I am writing this email to thank you for inviting me to Dave's Talk. It was a wonderful, professional, and enthusiastic presentation in McMaster University last night. Networking has always been a little scary for me. I always have a hard time knowing where to start and what approach to take. I am definitely going to be giving out more compliments now!

Thanks for bugging me to go. That was an amazing speech Tuesday night. Man, it was as long as a feature Hollywood film! It's amazing that he can find enough content to keep people engaged like that.

Thursday, March 15, 2007

Don't use my name - how would you respond?

Sometimes the danger of networking is that it reveals some hidden truths or mysteries...

Two years ago, I approached a friend of mine to find out whether he could introduce me to the president of his company. I had know P. for about 8 years in a variety of capacities (sports, Toastmasters) and felt we had a good enough rapport for me to ask him for a referral. I had just started working for my current company and needed to make some connections.

My take on word-of-mouth networking is that it's all about your personality, not your company or product. If you have proved your worth as a "good guy" or "nice person" then your friends and associates know you won't embarass them or endanger their relationships by introducing you to their contacts.

This is how the conversation went:

Dave: You work for ______________, don't you?

P: Yes.

(I asked a series of questions about his company, their products, their challenges etc)

Dave: You know, I would really like to do business with your company, is there a chance you could ask your boss to if he would take my call and give me a few minutes of his time? I don;t expect you to sell me or my product, but is it possible for you to give me an introduction?

P: I don't feel comfortable doing that.

Dave: Oh. Is there a reason why not?

P: I don't feel comfortable doing that.

Dave: OK

Today, I lectured at Seneca College and afterward had a student ask me a similar question. She mentioned she had asked her friends if they would introduce her to their bosses and their response was: "Sure, you can call them, but don't use my name."

How do YOU interpret the "don't use my name" response?

(I'll give you my answer after I read a few of your responses)

Thursday, March 08, 2007

Some Straight Talk

Sometimes, we all need a friend who can be a little direct with us. Here's an email sent by an associate to a friend who had requested a warm introduction and then didn't follow up.


Dear ________,

I apologize if I sounded harsh today. I just wanted to you get the reality of networking which includes soliciting for help from others.

People will often go out of the way to help you because you're a nice guy with whom they like to hang around. I' m sure you get this from your friends as they have worked with you for many years and knows that you are a really talented, nice human being. Because you are always in contact with your friends, there will be many opportunities where you help them out, and the favour is returned. A nice circle of good deeds being circulated continuously.

But then you will meet people who don't know you as well. You will have to do more to prove to them that you are also reliable, and will do what you say you will do.

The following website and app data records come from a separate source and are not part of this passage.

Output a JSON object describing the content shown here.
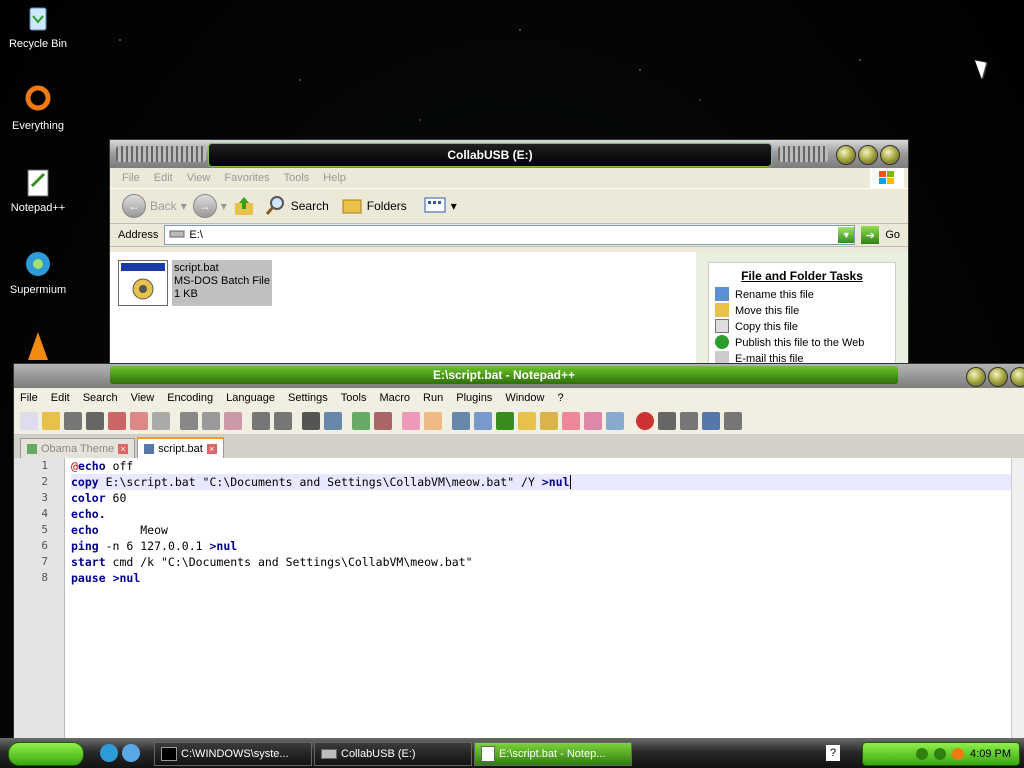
{
  "desktop": {
    "icons": [
      {
        "label": "Recycle Bin",
        "icon": "recycle-bin-icon"
      },
      {
        "label": "Everything",
        "icon": "everything-icon"
      },
      {
        "label": "Notepad++",
        "icon": "notepadpp-icon"
      },
      {
        "label": "Supermium",
        "icon": "supermium-icon"
      },
      {
        "label": "",
        "icon": "vlc-icon"
      }
    ]
  },
  "explorer": {
    "title": "CollabUSB (E:)",
    "menu": [
      "File",
      "Edit",
      "View",
      "Favorites",
      "Tools",
      "Help"
    ],
    "toolbar": {
      "back": "Back",
      "search": "Search",
      "folders": "Folders"
    },
    "address_label": "Address",
    "address_value": "E:\\",
    "go_label": "Go",
    "file": {
      "name": "script.bat",
      "type": "MS-DOS Batch File",
      "size": "1 KB"
    },
    "tasks_title": "File and Folder Tasks",
    "tasks": [
      "Rename this file",
      "Move this file",
      "Copy this file",
      "Publish this file to the Web",
      "E-mail this file"
    ]
  },
  "notepad": {
    "title": "E:\\script.bat - Notepad++",
    "menu": [
      "File",
      "Edit",
      "Search",
      "View",
      "Encoding",
      "Language",
      "Settings",
      "Tools",
      "Macro",
      "Run",
      "Plugins",
      "Window",
      "?"
    ],
    "tabs": [
      {
        "label": "Obama Theme"
      },
      {
        "label": "script.bat"
      }
    ],
    "line_numbers": [
      "1",
      "2",
      "3",
      "4",
      "5",
      "6",
      "7",
      "8"
    ],
    "code": {
      "l1a": "@",
      "l1b": "echo",
      "l1c": " off",
      "l2a": "copy",
      "l2b": " E:\\script.bat \"C:\\Documents and Settings\\CollabVM\\meow.bat\" /Y ",
      "l2c": ">nul",
      "l3a": "color",
      "l3b": " 60",
      "l4a": "echo.",
      "l5a": "echo",
      "l5b": "      Meow",
      "l6a": "ping",
      "l6b": " -n 6 127.0.0.1 ",
      "l6c": ">nul",
      "l7a": "start",
      "l7b": " cmd /k \"C:\\Documents and Settings\\CollabVM\\meow.bat\"",
      "l8a": "pause",
      "l8b": " ",
      "l8c": ">nul"
    }
  },
  "taskbar": {
    "tasks": [
      "C:\\WINDOWS\\syste...",
      "CollabUSB (E:)",
      "E:\\script.bat - Notep..."
    ],
    "clock": "4:09 PM"
  }
}
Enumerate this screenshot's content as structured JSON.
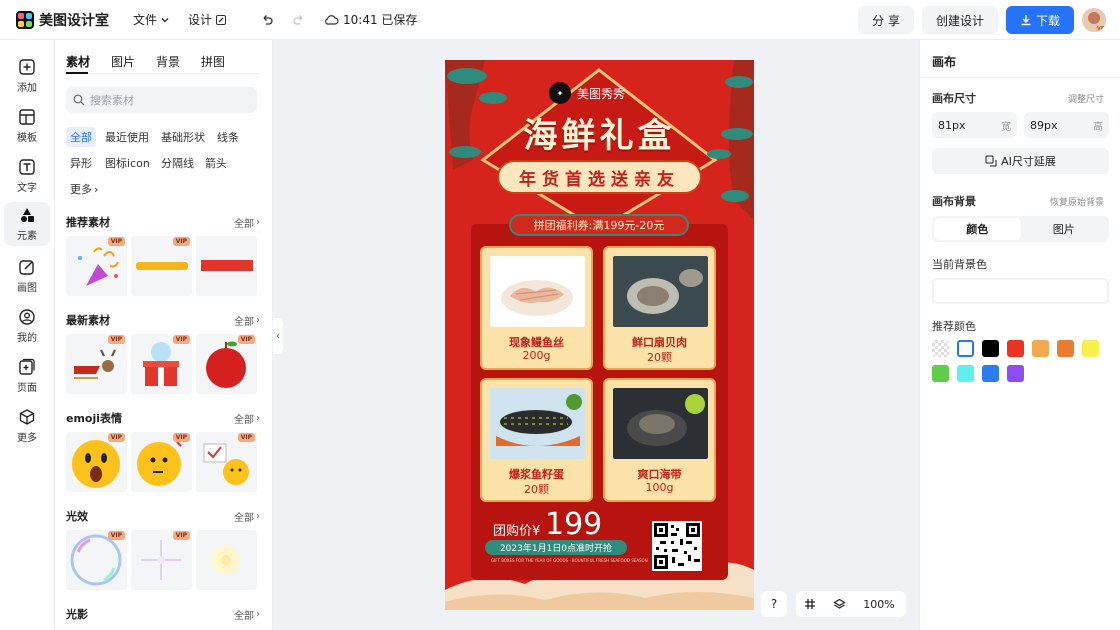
{
  "app": {
    "title": "美图设计室"
  },
  "header": {
    "file_menu": "文件",
    "design_menu": "设计",
    "saved_status": "10:41 已保存",
    "share": "分 享",
    "create": "创建设计",
    "download": "下载",
    "avatar_badge": "VIP"
  },
  "rail": {
    "items": [
      {
        "label": "添加",
        "icon": "plus-square-icon"
      },
      {
        "label": "模板",
        "icon": "template-icon"
      },
      {
        "label": "文字",
        "icon": "text-icon"
      },
      {
        "label": "元素",
        "icon": "shapes-icon"
      },
      {
        "label": "画图",
        "icon": "pen-icon"
      },
      {
        "label": "我的",
        "icon": "user-icon"
      },
      {
        "label": "页面",
        "icon": "page-add-icon"
      },
      {
        "label": "更多",
        "icon": "cube-icon"
      }
    ],
    "active": "元素"
  },
  "panel": {
    "tabs": [
      "素材",
      "图片",
      "背景",
      "拼图"
    ],
    "search_placeholder": "搜索素材",
    "chips": [
      "全部",
      "最近使用",
      "基础形状",
      "线条",
      "异形",
      "图标icon",
      "分隔线",
      "箭头",
      "更多"
    ],
    "all_label": "全部",
    "vip_label": "VIP",
    "sections": [
      {
        "title": "推荐素材"
      },
      {
        "title": "最新素材"
      },
      {
        "title": "emoji表情"
      },
      {
        "title": "光效"
      },
      {
        "title": "光影"
      }
    ]
  },
  "poster": {
    "brand": "美图秀秀",
    "title": "海鲜礼盒",
    "subtitle": "年货首选送亲友",
    "coupon": "拼团福利券:满199元-20元",
    "products": [
      {
        "name": "现象鳗鱼丝",
        "qty": "200g"
      },
      {
        "name": "鲜口扇贝肉",
        "qty": "20颗"
      },
      {
        "name": "爆浆鱼籽蛋",
        "qty": "20颗"
      },
      {
        "name": "爽口海带",
        "qty": "100g"
      }
    ],
    "price_label": "团购价¥",
    "price_value": "199",
    "date": "2023年1月1日0点准时开抢",
    "fine_print": "GIFT BOXES FOR THE YEAR OF GOODS · BOUNTIFUL FRESH SEAFOOD SEASON",
    "colors": {
      "red": "#d6231c",
      "cream": "#fbe2a9",
      "teal": "#2f8b7b"
    }
  },
  "zoom": {
    "help": "?",
    "level": "100%"
  },
  "right": {
    "title": "画布",
    "size_label": "画布尺寸",
    "size_link": "调整尺寸",
    "width_value": "81px",
    "width_unit": "宽",
    "height_value": "89px",
    "height_unit": "高",
    "ai_button": "AI尺寸延展",
    "bg_label": "画布背景",
    "bg_link": "恢复原始背景",
    "seg_color": "颜色",
    "seg_image": "图片",
    "current_label": "当前背景色",
    "recommend_label": "推荐颜色",
    "swatches": [
      "transparent",
      "#ffffff",
      "#000000",
      "#ea3323",
      "#f2a84e",
      "#ee7b2c",
      "#f7f04a",
      "#5fcc4a",
      "#5ff0ee",
      "#2a7df0",
      "#8e4cf0"
    ]
  }
}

If you do not follow up on their help, eg you forget to call the person they refer to you , you forget to offer to help them back, or forget to show your appreciation... they may not help you the second time or ever again. When this happens:

1. Your initial contact is disappointed that you have not kept your promises and they are now reluctant to help you again.

2. Your credibility is questioned. If a 3rd person approaches your contact and asks about what kind of person you are, imagine what your contact will say.

3. The referred person that you were supposed to contact will also question your credibility as you have never contacted them.

You may feel that I'm over-analyzing the situation. I am a big believer that the world is small and you never know who you meet.

Word-of-mouth is a powerful yet unpredictable force.


These are great words of wisdom from a straight-talking friend. So if you ask someone for a referral or introduction, make sure you follow up. And then thank everyonne involved.